This post first appeared on the Fulcrum blog.
I would create an object, and then call
init() on it. The instance
needed some stuff done before I could use it.
This pattern of using
init() grew after I saw it in another class. The
init() (short for initialize) implies it is run first, to set
things up. Since I was currently looking at the internals of the
init() felt as good a name as any.
A simple example of this pattern is:
var song = new Song(“Another One Bites the Dust”); song.init(); song.play();
init() could be used to rewind the cassette tape, prepare the
instruments on stage, make a connection to the cloud server for
streaming, or… anything, really.
Once the pattern expanded through several other classes, reading my code
became more difficult. First, not all my classes had an
distinction on which classes did and did not was arbitrary.
Next, I had recently written this code, but I no longer held in my mind
the knowledge of what it did. The name
init() wasn’t helpful in
reminding me. It was a catchall. I had to look at the implementation of
init() to see what was happening. Some did a lot; some did only a
bit. The internals varied greatly from class to class, even though the
functions all shared the same name. That hinted that something was
Ben Orenstein recently spoke at the Denver.rb meetup group.
During the talk, he showed us a real-world method named
was something like 600 lines of convoluted, meandering code. With a name
like that, it could literally do anything and still be a fitting name.
It was a bad name because we could not make it worse. It was an
example of a god method.
He also mentioned the poor code quality was a sign that the people working on it just didn’t care, at least about that method. When we write software, we must actively care. When we don't, we quickly end up in the weeds.
This reminds of me the well-known quote by Phil Karlton:
There are only two hard things in Computer Science: cache invalidation and naming things.
A fantastic way to actively care about your software is to name things well. Even though it is difficult, the work of finding a fitting name keeps your software maintainable.
When we stop caring about one function, its quality slips, and that impacts other areas.
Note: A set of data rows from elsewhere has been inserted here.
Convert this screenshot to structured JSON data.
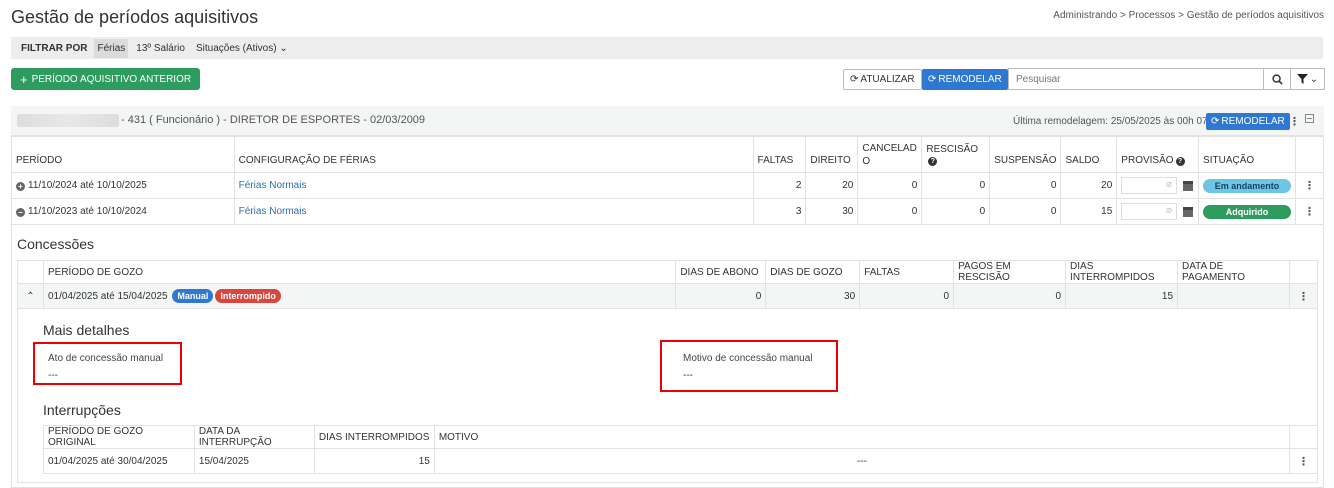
{
  "header": {
    "title": "Gestão de períodos aquisitivos",
    "breadcrumb": "Administrando > Processos > Gestão de períodos aquisitivos"
  },
  "filter": {
    "label": "FILTRAR POR",
    "options": [
      "Férias",
      "13º Salário",
      "Situações (Ativos)"
    ]
  },
  "toolbar": {
    "add_label": "PERÍODO AQUISITIVO ANTERIOR",
    "refresh_label": "ATUALIZAR",
    "remodel_label": "REMODELAR",
    "search_placeholder": "Pesquisar"
  },
  "employee": {
    "info": "- 431 ( Funcionário ) - DIRETOR DE ESPORTES - 02/03/2009",
    "last_remodel": "Última remodelagem: 25/05/2025 às 00h 07m",
    "remodel_label": "REMODELAR"
  },
  "periods": {
    "columns": [
      "PERÍODO",
      "CONFIGURAÇÃO DE FÉRIAS",
      "FALTAS",
      "DIREITO",
      "CANCELAD O",
      "RESCISÃO",
      "SUSPENSÃO",
      "SALDO",
      "PROVISÃO",
      "SITUAÇÃO"
    ],
    "rows": [
      {
        "period": "11/10/2024 até 10/10/2025",
        "config": "Férias Normais",
        "faltas": "2",
        "direito": "20",
        "cancelado": "0",
        "rescisao": "0",
        "suspensao": "0",
        "saldo": "20",
        "situacao": "Em andamento"
      },
      {
        "period": "11/10/2023 até 10/10/2024",
        "config": "Férias Normais",
        "faltas": "3",
        "direito": "30",
        "cancelado": "0",
        "rescisao": "0",
        "suspensao": "0",
        "saldo": "15",
        "situacao": "Adquirido"
      }
    ]
  },
  "concessoes": {
    "title": "Concessões",
    "columns": [
      "PERÍODO DE GOZO",
      "DIAS DE ABONO",
      "DIAS DE GOZO",
      "FALTAS",
      "PAGOS EM RESCISÃO",
      "DIAS INTERROMPIDOS",
      "DATA DE PAGAMENTO"
    ],
    "row": {
      "period": "01/04/2025 até 15/04/2025",
      "tag_manual": "Manual",
      "tag_interrompido": "Interrompido",
      "abono": "0",
      "gozo": "30",
      "faltas": "0",
      "pagos": "0",
      "interrompidos": "15",
      "pagamento": ""
    }
  },
  "detalhes": {
    "title": "Mais detalhes",
    "ato_label": "Ato de concessão manual",
    "ato_value": "---",
    "motivo_label": "Motivo de concessão manual",
    "motivo_value": "---"
  },
  "interrupcoes": {
    "title": "Interrupções",
    "columns": [
      "PERÍODO DE GOZO ORIGINAL",
      "DATA DA INTERRUPÇÃO",
      "DIAS INTERROMPIDOS",
      "MOTIVO"
    ],
    "row": {
      "original": "01/04/2025 até 30/04/2025",
      "data": "15/04/2025",
      "dias": "15",
      "motivo": "---"
    }
  },
  "colors": {
    "green": "#2e9b5f",
    "blue": "#2f78d2",
    "red": "#d9463e",
    "highlight": "#e00000"
  }
}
It’s easy for that poor quality to spread to other pieces of code.
I’ve worked to rename the
init() functions to be more revealing of
their purpose and what they do. The code is now easier to read and
documents itself better.
var song = new Song(“Another One Bites the Dust”); song.beginStreaming(); song.play();
If you notice, like I did, that your code is hard to follow and harder to maintain, ask whether you have actively cared about it. Take some time to name things properly. Your future self and your co-workers will be glad you did.